With the GDP of the Philippines steadily plummeting but the remittances increasing every year, one wonders who else the OFWs are providing for. One has to wonder how Digong could afford a jet that is worth billions – without any visible improvement in income generating industries in the Philippines.
Kilusang Mayo Uno Cordillera scored House Bill No. 4802, which seeks to prolong the probationary period of employees from 6 months to two years, calling it “worse than the existing contractualization scheme.”
Farmers called Senator Cynthia Villar “insensitive” to the sufferings of farmers caused by the Rice Tariffication Law for the senator’s “fake news” statement regarding the P8-10 palay prices.
Igorots imprisoned at the New Bilibid Prison expressed concern for their security following the demotion of “kubols” inside the maximum-security compound led by BuCor chief Gerald Bantag, according to their relatives.
Transport groups in Baguio City joined the nationwide protest against the PUV modernization program that forces them to operate under the fleet management system and acquire units that are worth millions.
Ilocos farmers and tobacco have a long history but the things that keep them together despite the numerous difficulties are beyond sentimental. Farmers are chained to the crop by political and economic circumstances perpetuated by the deeply rooted social inequality in the Philippines.
Leaders of different jeepney drivers and operators groups in Baguio City urged all drivers and commuters to join them in protesting the government’s public utility modernization program.
Tobacco farmers were disappointed with the measly P1.00 increase on all types of tobacco, across the grades offered by traders during the tripartite conference held on September 25 in Quezon City, Philippines.

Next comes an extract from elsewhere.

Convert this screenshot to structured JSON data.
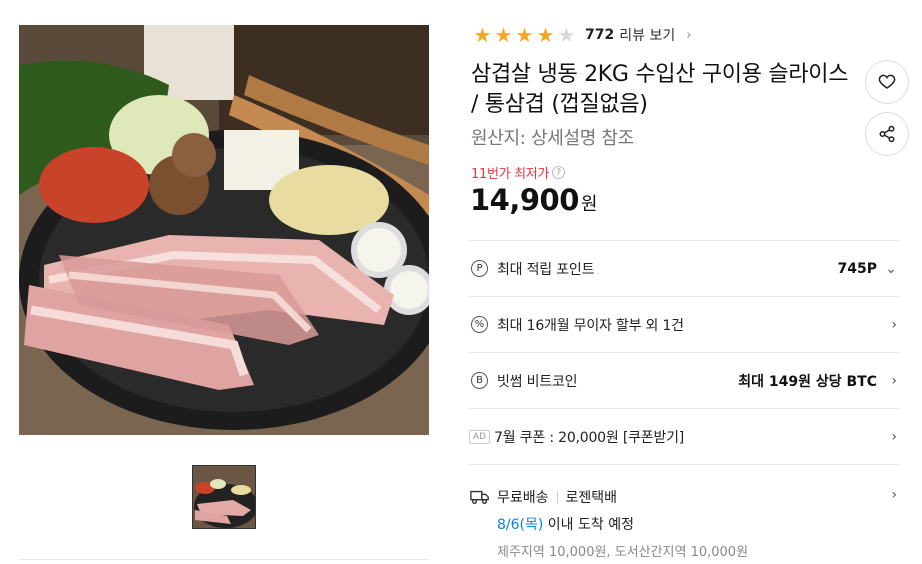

For the first time, two of the largest tobacco farmers’ organizations in Ilocos came up with a common stand for the floor price negotiations tomorrow, September 25, in Quezon City.
The president of the National Federation of Tobacco Farmers Association and Cooperatives scored the proposed increase on the floor price of tobacco for being “very far” from the consolidated results of the pre-tripartite workshop of farmers last August.
NAFTAC President Bernard Vicente said they are preparing for an uphill battle in the upcoming tobacco price negotiations especially with the imposition of higher taxes on tobacco and other measures but hopeful that farmers will have stronger negotiating voice this time with groups like Stop Exploitation calling for farmers to put forward a unified price demand.
The Solidarity of Peasants Against Exploitation urged tobacco farmers to set aside political beliefs and affiliations and unite another a common price increase demand for the National Tobacco Tripartite Consultative Assembly scheduled on September 25-26 at the National Capital Region.